ZVISHAVANE and Gokwe, as well as areas surrounding the two towns in the Midlands Province, have gone for close to a decade without Zimbabwe Broadcasting Corporation (ZBC) radio and television transmission.
Residents of the two towns, who spoke to Sunday News recently, said they had not been able to watch ZTV and sometimes could not listen to local radio stations as radio signal was erratic.
The residents said failure by Transmedia Corporation, the country’s television and radio signal carrier, to provide television signal had forced them to rely on satellite television which they, however, said lacked local news coverage.
Zvishavane has gone for 10 years without television transmission while Gokwe North and South districts, which last received television and radio transmission in 2006, have endured about eight years of electronic media blackout.
Chief Mapanzure of Zvishavane last week said his area last received ZBC radio and television transmission in 2004.
The traditional leader said lack of television and radio transmission in his area for the past decade had prejudiced people access to information.
He said most people in his areas had since turned to foreign television stations which they access via Digital Satellite Televison (DStv), while those who could not had been condemned to a complete electronic media blackout.
“If you take a walk around Zvishavane, whether the urban part of it or the rural areas you will observe that almost every household has a satellite dish. This is not because people don’t want to watch local television, but it’s because there has been no transmission.
“We have not had television transmission since 2004, the same with radio. I only get radio signal when I travel to Gweru or Shurugwi,” he said.
The traditional leader called on the relevant authorities to work towards restoring radio and TV transmission in Zvishavane to ensure that people in the district do not continue being left behind in accessing information that is relevant to them through local media outlets.
“Now people are watching news from other countries like South Africa, which may not benefit them in anyway. People should get news that is relevant to them, news about their country, now people in Zvishavane can’t enjoy such a service because of lack of transmission.
“Whoever is in charge of correcting the problem should do so soon enough because our people can’t continue being isolated from the rest of the country,” he said.
Chief Mapanzure’s sentiments where echoed by his Gokwe counterpart, Chief Nemangwe who said his area had not received both radio and television transmission since 2006.
“We have since bought satellite dishes because for the past five or so years we have not been able to tune into ZTV and watch local news and programmes, neither have we been able to listen to radio.
“Radio transmission is erratic, one day there is signal and the next there isn’t. Most of the time we do not have radio signal so what this effectively means is that we hardly listen to radio and are in the dark of what is happening out there,” he said.

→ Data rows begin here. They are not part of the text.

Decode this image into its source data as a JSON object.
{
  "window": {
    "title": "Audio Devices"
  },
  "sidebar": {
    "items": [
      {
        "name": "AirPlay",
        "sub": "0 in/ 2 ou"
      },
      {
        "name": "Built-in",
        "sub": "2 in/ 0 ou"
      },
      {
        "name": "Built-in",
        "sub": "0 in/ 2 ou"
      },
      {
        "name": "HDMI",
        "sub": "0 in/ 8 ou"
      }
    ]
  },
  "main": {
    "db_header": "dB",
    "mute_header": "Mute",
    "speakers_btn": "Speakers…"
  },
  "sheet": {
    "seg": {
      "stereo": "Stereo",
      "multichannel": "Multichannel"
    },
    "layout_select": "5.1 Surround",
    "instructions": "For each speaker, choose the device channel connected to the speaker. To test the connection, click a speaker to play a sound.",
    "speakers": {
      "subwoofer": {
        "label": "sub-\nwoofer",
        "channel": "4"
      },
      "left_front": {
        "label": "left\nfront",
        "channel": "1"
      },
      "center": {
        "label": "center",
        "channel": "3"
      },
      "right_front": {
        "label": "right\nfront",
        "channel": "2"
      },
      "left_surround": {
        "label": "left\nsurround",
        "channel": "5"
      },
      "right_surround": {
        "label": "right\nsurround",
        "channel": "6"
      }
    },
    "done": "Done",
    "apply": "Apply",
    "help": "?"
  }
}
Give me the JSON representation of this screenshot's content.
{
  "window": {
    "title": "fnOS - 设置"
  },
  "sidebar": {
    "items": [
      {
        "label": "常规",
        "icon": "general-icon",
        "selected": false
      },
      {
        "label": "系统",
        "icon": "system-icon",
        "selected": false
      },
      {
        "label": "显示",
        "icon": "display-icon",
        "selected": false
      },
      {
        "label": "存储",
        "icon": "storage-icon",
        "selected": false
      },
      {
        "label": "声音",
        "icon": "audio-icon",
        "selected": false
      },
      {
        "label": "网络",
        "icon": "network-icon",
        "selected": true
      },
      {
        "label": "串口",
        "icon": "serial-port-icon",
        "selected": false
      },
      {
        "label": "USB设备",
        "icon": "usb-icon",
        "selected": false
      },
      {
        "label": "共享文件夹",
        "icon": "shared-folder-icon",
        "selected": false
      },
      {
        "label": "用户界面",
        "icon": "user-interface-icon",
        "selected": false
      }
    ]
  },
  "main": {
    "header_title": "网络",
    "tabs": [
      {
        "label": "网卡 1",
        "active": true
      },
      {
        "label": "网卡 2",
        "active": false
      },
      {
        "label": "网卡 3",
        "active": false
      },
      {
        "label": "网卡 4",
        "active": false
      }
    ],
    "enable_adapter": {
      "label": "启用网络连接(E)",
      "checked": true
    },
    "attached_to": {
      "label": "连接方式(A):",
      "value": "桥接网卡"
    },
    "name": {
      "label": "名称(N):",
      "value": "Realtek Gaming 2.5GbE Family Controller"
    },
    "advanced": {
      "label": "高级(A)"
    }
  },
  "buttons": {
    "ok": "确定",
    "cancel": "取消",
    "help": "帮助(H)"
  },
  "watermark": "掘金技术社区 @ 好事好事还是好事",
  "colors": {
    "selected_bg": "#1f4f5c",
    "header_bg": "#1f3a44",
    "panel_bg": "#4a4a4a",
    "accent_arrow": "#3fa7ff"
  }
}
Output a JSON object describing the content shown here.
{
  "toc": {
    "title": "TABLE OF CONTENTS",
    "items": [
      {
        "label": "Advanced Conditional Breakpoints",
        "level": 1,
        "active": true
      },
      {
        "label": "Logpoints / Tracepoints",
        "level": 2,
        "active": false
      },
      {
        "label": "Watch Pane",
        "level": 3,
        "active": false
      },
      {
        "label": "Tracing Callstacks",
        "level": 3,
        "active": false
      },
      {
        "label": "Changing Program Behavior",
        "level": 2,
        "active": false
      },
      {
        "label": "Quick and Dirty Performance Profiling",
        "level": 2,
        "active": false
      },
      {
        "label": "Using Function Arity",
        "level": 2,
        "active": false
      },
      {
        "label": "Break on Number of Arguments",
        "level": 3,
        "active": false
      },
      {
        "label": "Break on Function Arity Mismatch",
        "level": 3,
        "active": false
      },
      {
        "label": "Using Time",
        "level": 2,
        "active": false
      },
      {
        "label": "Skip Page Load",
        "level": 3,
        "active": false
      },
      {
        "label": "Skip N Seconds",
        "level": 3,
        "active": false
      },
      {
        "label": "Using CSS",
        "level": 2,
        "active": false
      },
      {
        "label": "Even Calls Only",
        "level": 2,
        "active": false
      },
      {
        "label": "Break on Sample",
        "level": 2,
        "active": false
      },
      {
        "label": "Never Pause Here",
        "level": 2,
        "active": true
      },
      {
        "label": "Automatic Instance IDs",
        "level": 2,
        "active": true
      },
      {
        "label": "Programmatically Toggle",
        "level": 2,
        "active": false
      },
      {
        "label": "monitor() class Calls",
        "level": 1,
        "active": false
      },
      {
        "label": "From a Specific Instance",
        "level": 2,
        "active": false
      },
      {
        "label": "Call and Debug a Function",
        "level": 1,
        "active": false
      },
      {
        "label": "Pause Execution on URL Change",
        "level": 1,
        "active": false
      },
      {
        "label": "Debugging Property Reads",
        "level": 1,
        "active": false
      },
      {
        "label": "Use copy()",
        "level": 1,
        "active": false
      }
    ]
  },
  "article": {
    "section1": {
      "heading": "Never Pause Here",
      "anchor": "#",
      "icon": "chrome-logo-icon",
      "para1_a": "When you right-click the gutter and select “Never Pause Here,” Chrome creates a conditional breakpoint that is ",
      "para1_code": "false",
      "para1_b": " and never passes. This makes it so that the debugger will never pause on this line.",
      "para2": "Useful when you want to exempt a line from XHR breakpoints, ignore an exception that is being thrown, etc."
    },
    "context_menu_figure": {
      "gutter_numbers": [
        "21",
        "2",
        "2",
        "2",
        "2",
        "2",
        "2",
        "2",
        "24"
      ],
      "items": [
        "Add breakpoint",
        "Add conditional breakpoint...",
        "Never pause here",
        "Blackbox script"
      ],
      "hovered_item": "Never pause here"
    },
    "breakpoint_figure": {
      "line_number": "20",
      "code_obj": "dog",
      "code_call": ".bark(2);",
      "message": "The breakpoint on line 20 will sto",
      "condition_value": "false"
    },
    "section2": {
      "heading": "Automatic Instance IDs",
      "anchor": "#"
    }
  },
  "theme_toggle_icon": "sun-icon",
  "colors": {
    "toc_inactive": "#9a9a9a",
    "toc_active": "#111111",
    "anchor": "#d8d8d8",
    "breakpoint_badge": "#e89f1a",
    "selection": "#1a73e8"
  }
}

Some residents of Gokwe town said what was irking them more about lack of transmission for ZBC’s radio and television stations was that they were still being compelled to pay radio and TV licences yet they were not accessing the service.
“What hurts us more is that we are still being asked to pay licences for radio and TV yet we have not been accessing the service for the past eight or so years. In my view this is not fair.
“We feel we should be exempted from paying licences because we don’t watch TV at all because of lack of transmission,” said Mrs Tambudzai Vingirai of Mapfungautsi suburb in Gokwe.
Transmedia Corporation acting chief operations officer Engineer Tinashe Zinyemba said people in Zvishavane and Gokwe would soon have radio services as the corporation was working on revamping radio transmission around the country.
On television transmission, Eng Zinyemba said most areas that were not receiving signal would be covered on completion of the national digitalisation process.
“We are in the process of revamping our radio transmission network and soon the people in those areas will be receiving radio transmission services. As we are in the process of digitalisation, we have a national roll-out plan that includes Zvishavane, Gokwe and surrounding areas. They will receive full transmission under this new plan,” he said.
Engineer Zinyemba said about 40 percent of the country’s television sites had so far been digitalised with the remainder expected to be covered as soon as the necessary funding was secured.
The television sites that have so far been digitalised are Harare, Bulawayo, Gweru, Masvingo, Mutare, Kamativi, Beitbridge, Victoria Falls, Plumtree and Kenmaur.
“Of the 24 television sites nation-wide, we have digitalised 10 of those sites, namely: Harare, Bulawayo, Gweru, Masvingo, Mutare, Kamativi, Beitbridge, Victoria Falls, Plumtree and Kenmaur.
“The other sites are yet to be digitised. However, we are currently in the process of acquiring the funds to purchase the necessary equipment for these sites,” Eng Zinyemba said.
Transmedia Corporation needs about $30 million to complete digitilisation of the country’s television broadcasting services by next year and meet the 2015 digitisation deadline set by the International Telecommunication Union (ITU).
ITU set 17 June 2015 as the deadline for all countries in the world, particularly Third World countries, to migrate from analogue to Digital Terrestrial Television (DTT). DTT reduces operational costs for broadcast and transmission, reduces use of spectrum and provides more capacity than analogue.
The technology also provides better quality picture. Sunday News